In one mode of implementation of the present invention, the first tube 2 is kept in position inside the second tube 4, shown in FIG. 12, by means of a single piece 16, shown in FIGS. 5 and 6. This single piece 16 is made from a hollow cylinder of refractory material, for example of tantalum, which is very thin, preferably from 15 to 25 microns. In this way, the thermal insulation between the cathode body and the shielding is markedly improved, thus shortening the time for bringing the cathode up to operating temperature.
The single piece 16 includes a cylindrical crown 10 with several branches 11 extending therefrom. The branches are obtained by stamping on the surface of the cylinder of refractory material from which the part is manufactured. These branches are arranged on the periphery of the crown 10 at regular intervals. To ensure a sufficiently rigid positioning, at least three branches are used, being arranged at 120° from each other. As shown in FIGS. 7 and 8, the branches extend toward the inside of the second tube 4, so that their ends 12 can be attached to the first tube 2, for example, by soldering. The final assembly of the cathode structure is then made by inserting the first tube 2 inside the second tube 4. The crown 10 has an outside diameter slightly smaller than the inside diameter of the end of the second tube 4. After relative positioning of the first tube 2 relative to the second tube 4, the crown 10 is soldered, for example, by laser welding, to the second tube 4.
In this way, it is possible to work with thinner materials than in the prior art, while having a mechanical rigidity of the support which is much greater than that of the isolated brackets of the former technique. The assembly of the cathode likewise gains in simplicity and thereby in its repeatability.
In an alternative embodiment, represented by FIGS. 9, 10, 11 and 13, the crown 10 has an inside diameter slightly greater than the outside diameter of the end of the second tube 4. The second tube 4 has notches 15 on its upper periphery permitting the passage of branches 11 inside the second tube 4, during the insertion of the first tube 2 within the second tube 4 at the final assembly of the cathode structure. This configuration has the advantage that it permits the relative positioning of the first tube 2 in relation to the second tube 4 to be done automatically, while the single piece 16 is positioned at the bottom of the notches 15. The result is a final assembly of the cathode, wherein it is no longer necessary to adjust by a delicate measuring stage the relative position of the first tube relative to the second tube. This improvement results in excellent repeatability in the relative positioning of the parts of the cathode structure.
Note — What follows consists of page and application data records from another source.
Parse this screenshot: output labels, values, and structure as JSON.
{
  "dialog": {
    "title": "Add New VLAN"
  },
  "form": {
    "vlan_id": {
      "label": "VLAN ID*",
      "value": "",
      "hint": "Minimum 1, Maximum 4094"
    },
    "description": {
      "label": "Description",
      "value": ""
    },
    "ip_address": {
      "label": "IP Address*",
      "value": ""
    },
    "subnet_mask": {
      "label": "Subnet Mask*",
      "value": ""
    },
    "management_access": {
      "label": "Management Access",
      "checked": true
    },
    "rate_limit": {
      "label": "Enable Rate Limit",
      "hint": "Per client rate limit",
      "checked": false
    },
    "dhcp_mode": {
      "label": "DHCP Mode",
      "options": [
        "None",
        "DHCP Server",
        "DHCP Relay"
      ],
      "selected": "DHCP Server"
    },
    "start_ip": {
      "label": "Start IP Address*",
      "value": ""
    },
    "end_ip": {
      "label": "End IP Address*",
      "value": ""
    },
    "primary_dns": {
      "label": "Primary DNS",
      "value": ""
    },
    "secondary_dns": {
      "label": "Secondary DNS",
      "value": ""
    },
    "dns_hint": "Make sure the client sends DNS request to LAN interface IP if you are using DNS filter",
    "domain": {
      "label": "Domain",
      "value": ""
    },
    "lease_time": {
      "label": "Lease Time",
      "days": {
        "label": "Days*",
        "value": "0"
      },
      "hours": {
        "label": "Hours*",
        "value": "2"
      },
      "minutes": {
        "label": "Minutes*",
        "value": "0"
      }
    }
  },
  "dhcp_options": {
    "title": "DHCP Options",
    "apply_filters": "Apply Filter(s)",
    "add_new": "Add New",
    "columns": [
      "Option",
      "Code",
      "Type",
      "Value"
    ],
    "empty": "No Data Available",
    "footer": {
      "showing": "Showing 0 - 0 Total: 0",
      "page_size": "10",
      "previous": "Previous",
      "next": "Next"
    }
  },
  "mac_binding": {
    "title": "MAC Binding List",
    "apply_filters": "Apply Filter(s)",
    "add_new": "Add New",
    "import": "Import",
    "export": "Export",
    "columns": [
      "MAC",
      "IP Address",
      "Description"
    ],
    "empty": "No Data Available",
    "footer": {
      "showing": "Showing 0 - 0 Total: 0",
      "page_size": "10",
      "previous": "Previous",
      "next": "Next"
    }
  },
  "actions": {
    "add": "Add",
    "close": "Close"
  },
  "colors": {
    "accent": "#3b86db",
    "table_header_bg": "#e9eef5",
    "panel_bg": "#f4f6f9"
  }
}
Furthermore, use of this structure is not restricted only to dispenser cathode structures, but may also be used to obtain the same advantages in oxide cathode structures.